Hikma Pharmaceuticals(LSE: HIK) has taken investors on a roller-coaster ride since listing on the stock market in 2005. Ten years of tremendous organic growth, supplemented by acquisitions, saw it promoted to the FTSE 100 in 2015. However, having reached a peak of over 2,600p last year, its shares have fallen back dramatically, hitting a new multi-year low of under 1,000p this month.
However, in its reduced circumstances (it's been demoted back to the second-tier FTSE 250) and at its depressed share price, Hikma is one of two turnaround stocks I'd buy before 2018.
A trading statement last week was indicative of its recent difficulties. It reported a good performance from its Injectables business, steady improvement from its Branded business, but cut its forecasts for Generics for the third time this year.
The company said that as a result of challenging market conditions impacting the US generics industry, it had experienced greater than expected price and volume erosion and that it expects these market conditions to persist in 2018. Also within Generics, it said it still hasn't been able get the US Food and Drug Administration (FDA) to approve its generic version of GlaxoSmithKline's Advair.
Three reasons to buy
There are three reasons I rate Hikma a 'buy' before 2018. First, I reckon the subdued outlook for the Generics division is fully priced-in. Second, generic Advair could yet get the go-ahead, with the company having entered a dispute resolution process with the FDA, which it expects to complete in Q1 2018. Third, and most significantly, I calculate Hikma's strong balance sheet gives it up to $1.5bn of firepower to pursue value-enhancing acquisitions, joint ventures or share buybacks. As such, I reckon the shares look cheap on current City earnings forecasts for 2018, which give a P/E of under 14.
In June, under its new chief executive, small-cap Molins(LSE: MLIN)announced the sale of its tobacco machinery division to focus on its higher-growth packaging machinery division. The shares were trading at 101.5p at the time and I calculated the fair value of the rejigged company as between 175p, based on my estimation of net asset value (NAV), and 197p, based on applying the same sales multiple at which the tobacco machinery division was sold to the forecast sales of the retained business.

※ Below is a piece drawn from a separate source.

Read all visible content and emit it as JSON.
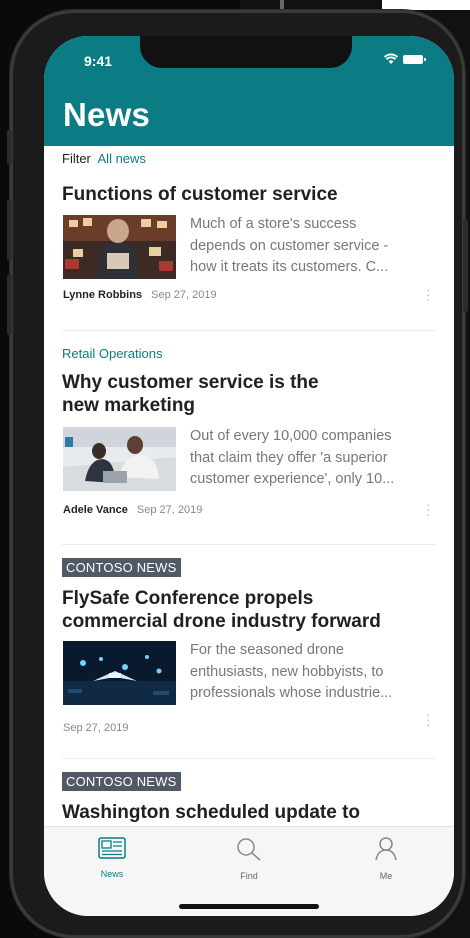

The deal, and a subsequently announced sale of a Canadian property, didn't complete before Molins' half-year-end but there's enough information in the half-year results to revise my fair value estimates. The sales-multiple-based value remains at 197p, but the NAV rises to 221p.
Balance sheet NAV at the half-year-end was £40.7m. So I remove book value of the Canadian property of £1.5m and tobacco machinery division assets of £38.6m and liabilities of £11.8m. Then I add net cash proceeds from the Canadian property sale of £5.9m, less £1m to adapt a new leased building, and net cash proceeds of £27.3m from the tobacco machinery division sale, of which £1.5m of warranty escrow goes into trade receivables and £2.7m into pension assets.
The result is a NAV of £44.6m, representing 221p a share. The shares are currently trading at around 140p. I reckon the value on offer here could attract wider attention when the company releases its annual results (with a clean balance sheet) in early 2018.
Shrewd investors can make big returns from under-researched small-caps like Molins. The experts at The Motley Fool are always on the lookout for outstanding opportunities in this area of the market. And they're confident they've discovered a grossly mispriced smaller company.
G A Chester has no position in any of the shares mentioned. The Motley Fool UK has recommended Hikma Pharmaceuticals. Views expressed on the companies mentioned in this article are those of the writer and therefore may differ from the official recommendations we make in our subscription services such as Share Advisor, Hidden Winners and Pro. Here at The Motley Fool we believe that considering a diverse range of insights makes us better investors.